I believe I first heard this on The Russ Martin Show yeeeeeeears ago, either the first time he was on 97.1 or while he was on 105.3 in Dallas/Fort Worth.
I had forgotten that I still had this on the ‘old version’ of my website (which wasn’t linked to, but the file was still there). So, after learning of a friend losing a dog this week, I went digging for it and decided it should be linked to on the ‘new version’ of my website.
Dogs Don’t Have Souls, Do They?
I remember bringing you home. You were so small and cuddly with your tiny paws and soft fur. You bounced around the room with eyes flashing and ears flopping.
Once in a while, you’d let out a little yelp just to let me know this was your territory.
Making a mess of the house and chewing on everything in sight became a passion and when I scolded you, you just put your head down and looked up at me with those innocent eyes as if to say: “I’m sorry, but I’ll do it again as soon as you’re not watching.”

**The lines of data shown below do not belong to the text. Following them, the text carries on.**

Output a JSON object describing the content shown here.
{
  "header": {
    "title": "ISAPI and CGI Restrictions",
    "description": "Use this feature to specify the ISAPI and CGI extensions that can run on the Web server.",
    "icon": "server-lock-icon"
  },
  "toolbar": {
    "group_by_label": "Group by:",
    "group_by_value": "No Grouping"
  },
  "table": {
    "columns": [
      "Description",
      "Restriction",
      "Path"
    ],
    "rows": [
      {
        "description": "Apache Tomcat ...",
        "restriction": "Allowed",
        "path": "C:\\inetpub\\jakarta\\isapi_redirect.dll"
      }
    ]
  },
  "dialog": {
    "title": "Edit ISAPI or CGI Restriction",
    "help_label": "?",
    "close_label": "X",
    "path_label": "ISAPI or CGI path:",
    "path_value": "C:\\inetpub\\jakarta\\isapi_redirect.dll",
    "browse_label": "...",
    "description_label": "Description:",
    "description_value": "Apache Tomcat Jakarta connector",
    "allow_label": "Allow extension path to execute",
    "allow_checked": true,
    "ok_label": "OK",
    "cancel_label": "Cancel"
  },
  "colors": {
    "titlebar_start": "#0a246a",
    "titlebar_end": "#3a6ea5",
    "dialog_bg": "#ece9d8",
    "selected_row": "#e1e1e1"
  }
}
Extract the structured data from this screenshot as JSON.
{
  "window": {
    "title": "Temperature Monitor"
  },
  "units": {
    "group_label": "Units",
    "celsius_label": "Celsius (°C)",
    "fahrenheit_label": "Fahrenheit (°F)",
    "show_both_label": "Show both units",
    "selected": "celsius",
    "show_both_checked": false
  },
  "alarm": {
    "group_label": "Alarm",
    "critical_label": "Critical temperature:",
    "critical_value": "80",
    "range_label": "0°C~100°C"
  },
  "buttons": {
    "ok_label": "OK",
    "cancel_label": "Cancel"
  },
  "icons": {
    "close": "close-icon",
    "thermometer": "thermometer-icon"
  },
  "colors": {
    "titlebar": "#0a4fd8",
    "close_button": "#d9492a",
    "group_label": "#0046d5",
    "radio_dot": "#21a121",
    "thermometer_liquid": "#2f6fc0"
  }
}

As you got older, you protected me by looking out the window and barking at everyone who walked by.
When I had a tough day at work, you would be waiting for me with your tail wagging just to say, “Welcome home, I missed you.”

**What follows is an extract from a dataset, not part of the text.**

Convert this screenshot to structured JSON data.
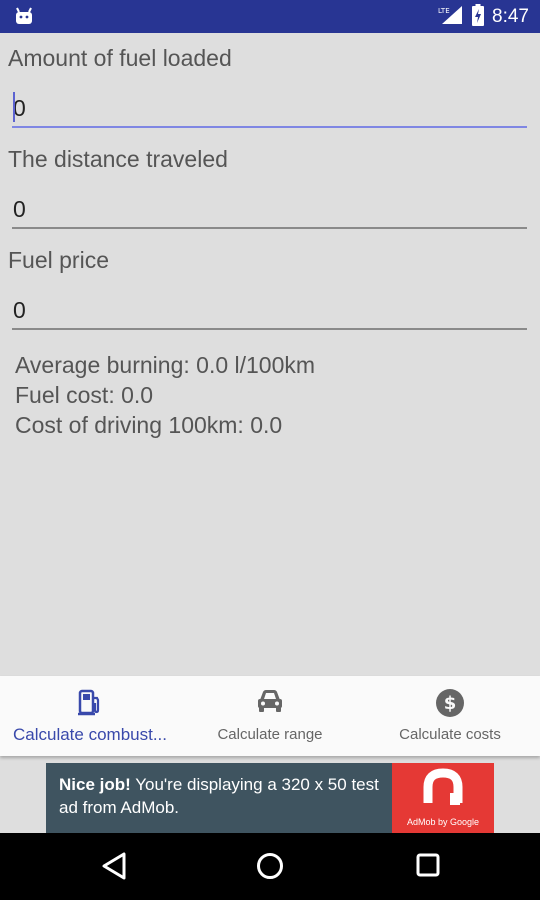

You never had a bad day and I could always count on you to be there for me.
When I sat down to read the paper and watch TV, you would hop on my lap looking for attention.
You never asked for anything more than to have me pat your head, so you could go to sleep with your head over my leg.
As you got older, you moved around more slowly. Then one day, old age finally took its toll, and you couldn’t stand on those wobbly legs anymore. I knelt down and patted you lying there, trying to make you young again.
You just looked up at me as if to say you were old and tired and that after all these years of not asking for anything, you had to ask me to do one last favor.
With tears in my eyes, I drove you one last time to the vet. One last time you were lying next to me.
For some strange reason you were able to stand up in the animal hospital – perhaps it was your sense of pride.
As the vet led you away, you stopped for an instant, turned your head and looked at me as if to say: “Thank you for taking care of me.”
I thought, “No – thank YOU for taking care of ME!”
— Charles B. Wells Jr., Palmyra, N.Y.
Respectfully dedicated to two friends I’ve lost over the years, Bandit and Buster, as I sit here, looking at Anna with tears in my eyes; her completely not understanding why I’m emotional.